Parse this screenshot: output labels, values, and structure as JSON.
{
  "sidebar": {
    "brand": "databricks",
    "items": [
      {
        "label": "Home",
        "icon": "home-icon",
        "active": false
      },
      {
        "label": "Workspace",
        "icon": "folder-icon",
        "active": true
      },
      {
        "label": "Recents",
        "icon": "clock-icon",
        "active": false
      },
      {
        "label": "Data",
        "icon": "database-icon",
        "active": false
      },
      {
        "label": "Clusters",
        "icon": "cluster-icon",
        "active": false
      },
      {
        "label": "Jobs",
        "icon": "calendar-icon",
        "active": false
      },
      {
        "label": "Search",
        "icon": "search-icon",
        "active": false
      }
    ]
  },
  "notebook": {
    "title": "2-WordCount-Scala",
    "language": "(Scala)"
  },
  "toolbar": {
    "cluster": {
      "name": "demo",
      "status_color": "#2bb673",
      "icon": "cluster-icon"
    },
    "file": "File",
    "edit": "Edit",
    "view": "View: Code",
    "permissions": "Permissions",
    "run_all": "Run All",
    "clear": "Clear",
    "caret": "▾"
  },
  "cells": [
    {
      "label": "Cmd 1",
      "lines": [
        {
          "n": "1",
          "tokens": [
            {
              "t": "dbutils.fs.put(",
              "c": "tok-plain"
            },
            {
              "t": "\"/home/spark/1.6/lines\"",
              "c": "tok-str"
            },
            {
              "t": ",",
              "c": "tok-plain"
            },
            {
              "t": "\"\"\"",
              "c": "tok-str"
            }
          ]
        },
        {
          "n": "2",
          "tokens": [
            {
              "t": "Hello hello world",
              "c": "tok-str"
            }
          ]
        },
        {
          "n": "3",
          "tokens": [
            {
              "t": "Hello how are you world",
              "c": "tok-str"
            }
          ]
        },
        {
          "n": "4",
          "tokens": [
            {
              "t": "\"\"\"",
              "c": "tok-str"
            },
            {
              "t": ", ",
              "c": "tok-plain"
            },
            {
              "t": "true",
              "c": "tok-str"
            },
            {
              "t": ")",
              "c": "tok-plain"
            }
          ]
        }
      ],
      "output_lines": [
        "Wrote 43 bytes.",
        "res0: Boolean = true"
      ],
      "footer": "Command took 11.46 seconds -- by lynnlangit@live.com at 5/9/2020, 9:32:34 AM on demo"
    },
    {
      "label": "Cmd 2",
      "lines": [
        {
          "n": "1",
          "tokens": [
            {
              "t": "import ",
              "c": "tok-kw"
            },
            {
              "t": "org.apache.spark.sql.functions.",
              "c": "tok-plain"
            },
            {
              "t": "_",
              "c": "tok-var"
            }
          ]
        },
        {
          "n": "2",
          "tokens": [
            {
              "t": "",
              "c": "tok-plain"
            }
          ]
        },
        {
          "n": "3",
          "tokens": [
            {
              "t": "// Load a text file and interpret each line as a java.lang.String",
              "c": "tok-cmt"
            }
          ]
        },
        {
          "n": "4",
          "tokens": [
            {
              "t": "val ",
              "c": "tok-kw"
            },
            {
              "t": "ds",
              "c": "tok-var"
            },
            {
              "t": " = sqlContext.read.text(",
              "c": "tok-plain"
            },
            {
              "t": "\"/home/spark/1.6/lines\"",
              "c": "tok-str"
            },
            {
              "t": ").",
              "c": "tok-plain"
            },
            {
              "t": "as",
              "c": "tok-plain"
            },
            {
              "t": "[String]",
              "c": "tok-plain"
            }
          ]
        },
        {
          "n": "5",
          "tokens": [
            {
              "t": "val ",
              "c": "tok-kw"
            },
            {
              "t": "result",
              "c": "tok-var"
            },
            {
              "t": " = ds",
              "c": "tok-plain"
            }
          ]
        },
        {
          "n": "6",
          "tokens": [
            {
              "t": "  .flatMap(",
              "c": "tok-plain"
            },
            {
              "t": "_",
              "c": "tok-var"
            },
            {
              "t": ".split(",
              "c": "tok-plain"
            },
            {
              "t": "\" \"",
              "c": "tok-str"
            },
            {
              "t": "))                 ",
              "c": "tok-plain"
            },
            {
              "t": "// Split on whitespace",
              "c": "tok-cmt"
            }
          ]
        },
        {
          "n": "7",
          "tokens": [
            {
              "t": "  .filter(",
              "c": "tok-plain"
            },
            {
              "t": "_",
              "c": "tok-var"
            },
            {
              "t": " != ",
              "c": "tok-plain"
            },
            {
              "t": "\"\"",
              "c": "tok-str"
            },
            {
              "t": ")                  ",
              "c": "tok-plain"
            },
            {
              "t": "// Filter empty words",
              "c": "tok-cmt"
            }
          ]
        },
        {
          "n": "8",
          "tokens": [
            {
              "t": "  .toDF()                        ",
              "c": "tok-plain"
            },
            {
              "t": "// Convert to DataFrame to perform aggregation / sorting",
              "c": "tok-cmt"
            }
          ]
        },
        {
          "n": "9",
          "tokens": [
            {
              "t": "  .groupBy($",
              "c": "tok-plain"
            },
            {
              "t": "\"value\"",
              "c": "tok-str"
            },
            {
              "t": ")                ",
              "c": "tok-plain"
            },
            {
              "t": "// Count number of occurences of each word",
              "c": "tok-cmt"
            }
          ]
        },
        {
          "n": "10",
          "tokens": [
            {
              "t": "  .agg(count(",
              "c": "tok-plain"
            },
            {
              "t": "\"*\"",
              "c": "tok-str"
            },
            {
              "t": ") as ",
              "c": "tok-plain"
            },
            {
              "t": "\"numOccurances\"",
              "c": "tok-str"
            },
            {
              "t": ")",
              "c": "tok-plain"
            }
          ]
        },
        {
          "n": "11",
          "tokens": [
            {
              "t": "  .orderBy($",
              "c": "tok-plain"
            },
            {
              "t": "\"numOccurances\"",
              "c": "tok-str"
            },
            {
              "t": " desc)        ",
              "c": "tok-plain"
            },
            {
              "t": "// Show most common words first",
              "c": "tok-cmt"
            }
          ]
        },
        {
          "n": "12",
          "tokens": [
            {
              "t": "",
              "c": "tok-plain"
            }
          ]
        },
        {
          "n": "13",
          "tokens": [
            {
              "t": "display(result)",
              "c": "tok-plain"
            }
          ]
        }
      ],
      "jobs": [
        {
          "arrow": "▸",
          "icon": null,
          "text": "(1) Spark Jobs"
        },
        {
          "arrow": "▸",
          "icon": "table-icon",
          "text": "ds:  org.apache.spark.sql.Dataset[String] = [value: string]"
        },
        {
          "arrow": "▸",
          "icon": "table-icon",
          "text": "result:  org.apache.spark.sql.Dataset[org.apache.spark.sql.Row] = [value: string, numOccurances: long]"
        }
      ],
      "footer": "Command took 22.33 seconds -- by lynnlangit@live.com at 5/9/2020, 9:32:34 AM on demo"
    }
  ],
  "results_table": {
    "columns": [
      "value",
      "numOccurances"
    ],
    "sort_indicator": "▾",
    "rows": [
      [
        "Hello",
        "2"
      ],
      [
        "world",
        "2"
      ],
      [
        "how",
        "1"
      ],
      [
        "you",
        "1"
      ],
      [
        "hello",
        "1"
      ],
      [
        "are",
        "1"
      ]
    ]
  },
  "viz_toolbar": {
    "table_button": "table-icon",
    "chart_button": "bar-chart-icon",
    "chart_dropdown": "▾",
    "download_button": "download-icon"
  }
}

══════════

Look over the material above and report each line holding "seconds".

      "footer": "Command took 11.46 seconds -- by lynnlangit@live.com at 5/9/2020, 9:32:34 AM on demo"
      "footer": "Command took 22.33 seconds -- by lynnlangit@live.com at 5/9/2020, 9:32:34 AM on demo"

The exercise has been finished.